* _AIM OF THE TASK_: Search the data for the string "title" and copy each line where it turns up.

────────────────────────────────────────

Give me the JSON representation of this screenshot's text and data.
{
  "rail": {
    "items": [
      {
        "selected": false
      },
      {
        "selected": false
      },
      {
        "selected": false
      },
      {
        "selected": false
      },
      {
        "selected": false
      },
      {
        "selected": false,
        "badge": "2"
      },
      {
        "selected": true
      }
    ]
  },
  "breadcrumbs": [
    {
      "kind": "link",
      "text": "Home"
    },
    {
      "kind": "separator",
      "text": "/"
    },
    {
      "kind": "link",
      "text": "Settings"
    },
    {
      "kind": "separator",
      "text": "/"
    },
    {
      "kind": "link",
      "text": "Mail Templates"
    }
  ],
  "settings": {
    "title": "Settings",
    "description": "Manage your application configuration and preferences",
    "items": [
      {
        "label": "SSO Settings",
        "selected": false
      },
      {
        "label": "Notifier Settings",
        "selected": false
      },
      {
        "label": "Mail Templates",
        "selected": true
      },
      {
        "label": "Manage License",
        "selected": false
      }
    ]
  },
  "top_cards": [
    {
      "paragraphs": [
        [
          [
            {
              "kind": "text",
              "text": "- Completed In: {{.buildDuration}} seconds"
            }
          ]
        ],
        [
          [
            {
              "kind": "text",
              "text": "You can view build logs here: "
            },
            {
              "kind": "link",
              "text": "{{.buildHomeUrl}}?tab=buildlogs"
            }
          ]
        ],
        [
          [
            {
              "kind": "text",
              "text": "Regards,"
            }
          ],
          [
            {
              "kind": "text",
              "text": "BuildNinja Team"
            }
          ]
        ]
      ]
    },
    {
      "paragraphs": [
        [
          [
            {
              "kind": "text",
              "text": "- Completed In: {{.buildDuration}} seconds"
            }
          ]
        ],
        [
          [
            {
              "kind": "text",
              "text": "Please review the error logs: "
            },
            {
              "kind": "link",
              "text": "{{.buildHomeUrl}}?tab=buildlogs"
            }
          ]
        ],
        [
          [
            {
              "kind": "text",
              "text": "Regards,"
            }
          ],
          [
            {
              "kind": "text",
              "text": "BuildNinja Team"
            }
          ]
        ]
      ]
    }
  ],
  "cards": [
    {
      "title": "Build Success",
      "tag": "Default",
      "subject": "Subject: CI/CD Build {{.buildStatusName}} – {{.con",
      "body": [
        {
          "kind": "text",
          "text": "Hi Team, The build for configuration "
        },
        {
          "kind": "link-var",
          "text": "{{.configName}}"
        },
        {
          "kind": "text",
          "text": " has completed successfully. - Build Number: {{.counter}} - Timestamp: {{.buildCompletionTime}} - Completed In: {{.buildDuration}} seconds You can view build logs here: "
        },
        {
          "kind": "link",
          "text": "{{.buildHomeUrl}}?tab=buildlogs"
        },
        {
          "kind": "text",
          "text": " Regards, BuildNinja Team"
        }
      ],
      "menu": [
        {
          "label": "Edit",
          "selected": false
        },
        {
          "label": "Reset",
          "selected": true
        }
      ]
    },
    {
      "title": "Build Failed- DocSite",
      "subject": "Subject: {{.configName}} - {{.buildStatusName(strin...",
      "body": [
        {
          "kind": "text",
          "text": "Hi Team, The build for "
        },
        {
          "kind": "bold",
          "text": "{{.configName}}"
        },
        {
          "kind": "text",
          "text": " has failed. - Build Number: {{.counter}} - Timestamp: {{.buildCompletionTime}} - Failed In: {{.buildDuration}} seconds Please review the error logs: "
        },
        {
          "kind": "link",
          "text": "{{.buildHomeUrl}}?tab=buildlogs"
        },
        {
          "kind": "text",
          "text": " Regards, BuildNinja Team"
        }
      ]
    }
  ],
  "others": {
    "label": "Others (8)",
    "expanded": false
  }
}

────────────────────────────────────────

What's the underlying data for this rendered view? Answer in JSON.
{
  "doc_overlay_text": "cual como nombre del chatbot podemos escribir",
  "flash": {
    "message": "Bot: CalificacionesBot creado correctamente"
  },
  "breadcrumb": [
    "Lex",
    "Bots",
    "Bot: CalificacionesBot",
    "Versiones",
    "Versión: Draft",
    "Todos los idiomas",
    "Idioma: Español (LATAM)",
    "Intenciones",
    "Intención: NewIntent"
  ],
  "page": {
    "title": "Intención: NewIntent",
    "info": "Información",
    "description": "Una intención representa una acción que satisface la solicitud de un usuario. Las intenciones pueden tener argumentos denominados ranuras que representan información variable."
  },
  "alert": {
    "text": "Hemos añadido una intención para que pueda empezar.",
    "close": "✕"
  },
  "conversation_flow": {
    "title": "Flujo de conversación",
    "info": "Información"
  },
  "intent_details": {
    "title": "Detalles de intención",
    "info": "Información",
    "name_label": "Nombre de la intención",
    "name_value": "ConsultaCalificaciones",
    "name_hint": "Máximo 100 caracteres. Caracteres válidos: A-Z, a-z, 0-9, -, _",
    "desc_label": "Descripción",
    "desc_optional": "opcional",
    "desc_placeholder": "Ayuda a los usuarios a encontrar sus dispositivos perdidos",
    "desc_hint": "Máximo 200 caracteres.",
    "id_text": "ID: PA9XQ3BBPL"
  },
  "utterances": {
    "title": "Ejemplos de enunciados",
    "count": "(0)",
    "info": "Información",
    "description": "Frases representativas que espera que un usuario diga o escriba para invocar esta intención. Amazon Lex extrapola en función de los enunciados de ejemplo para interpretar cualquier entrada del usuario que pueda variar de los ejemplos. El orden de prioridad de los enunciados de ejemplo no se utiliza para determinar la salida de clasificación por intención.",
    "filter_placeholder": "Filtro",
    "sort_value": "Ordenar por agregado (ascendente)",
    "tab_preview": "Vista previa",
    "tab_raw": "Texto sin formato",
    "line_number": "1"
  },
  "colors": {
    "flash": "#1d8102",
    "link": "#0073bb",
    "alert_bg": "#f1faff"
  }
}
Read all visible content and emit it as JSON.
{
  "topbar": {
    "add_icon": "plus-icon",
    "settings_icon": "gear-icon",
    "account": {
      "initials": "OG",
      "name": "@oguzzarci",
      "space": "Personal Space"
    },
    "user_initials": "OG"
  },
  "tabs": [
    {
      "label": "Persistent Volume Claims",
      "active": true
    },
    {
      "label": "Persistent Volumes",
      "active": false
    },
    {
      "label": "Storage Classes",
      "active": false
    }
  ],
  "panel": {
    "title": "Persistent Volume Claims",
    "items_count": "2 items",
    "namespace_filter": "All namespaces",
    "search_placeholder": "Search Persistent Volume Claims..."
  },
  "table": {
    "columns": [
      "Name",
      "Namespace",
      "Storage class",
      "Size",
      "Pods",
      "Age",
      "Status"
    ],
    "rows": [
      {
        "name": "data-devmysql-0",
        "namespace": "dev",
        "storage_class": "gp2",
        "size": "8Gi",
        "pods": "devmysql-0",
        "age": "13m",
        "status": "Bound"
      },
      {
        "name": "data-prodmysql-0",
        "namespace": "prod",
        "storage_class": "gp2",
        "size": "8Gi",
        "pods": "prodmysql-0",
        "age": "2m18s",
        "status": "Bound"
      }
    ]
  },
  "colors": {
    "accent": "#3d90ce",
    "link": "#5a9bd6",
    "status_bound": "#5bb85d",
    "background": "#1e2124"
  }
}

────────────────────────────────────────

* _ANSWER BOX_:
    "title": "Settings",
      "title": "Build Success",
      "title": "Build Failed- DocSite",
    "title": "Intención: NewIntent",
    "title": "Flujo de conversación",
    "title": "Detalles de intención",
    "title": "Ejemplos de enunciados",
    "title": "Persistent Volume Claims",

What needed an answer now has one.